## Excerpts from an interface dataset
┌──

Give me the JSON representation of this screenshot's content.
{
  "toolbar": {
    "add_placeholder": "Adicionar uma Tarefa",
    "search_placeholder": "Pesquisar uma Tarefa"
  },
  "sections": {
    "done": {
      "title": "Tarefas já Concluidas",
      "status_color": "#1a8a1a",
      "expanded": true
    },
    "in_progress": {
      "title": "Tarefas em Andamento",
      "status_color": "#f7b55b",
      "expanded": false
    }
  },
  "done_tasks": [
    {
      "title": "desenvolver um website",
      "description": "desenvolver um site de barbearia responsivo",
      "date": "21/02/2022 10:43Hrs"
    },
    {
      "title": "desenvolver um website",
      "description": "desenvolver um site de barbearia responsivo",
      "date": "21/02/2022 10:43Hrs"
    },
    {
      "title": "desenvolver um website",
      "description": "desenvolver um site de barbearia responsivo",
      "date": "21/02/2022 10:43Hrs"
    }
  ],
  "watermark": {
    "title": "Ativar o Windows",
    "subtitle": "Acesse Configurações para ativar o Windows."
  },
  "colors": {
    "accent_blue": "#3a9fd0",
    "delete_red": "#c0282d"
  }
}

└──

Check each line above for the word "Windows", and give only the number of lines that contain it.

2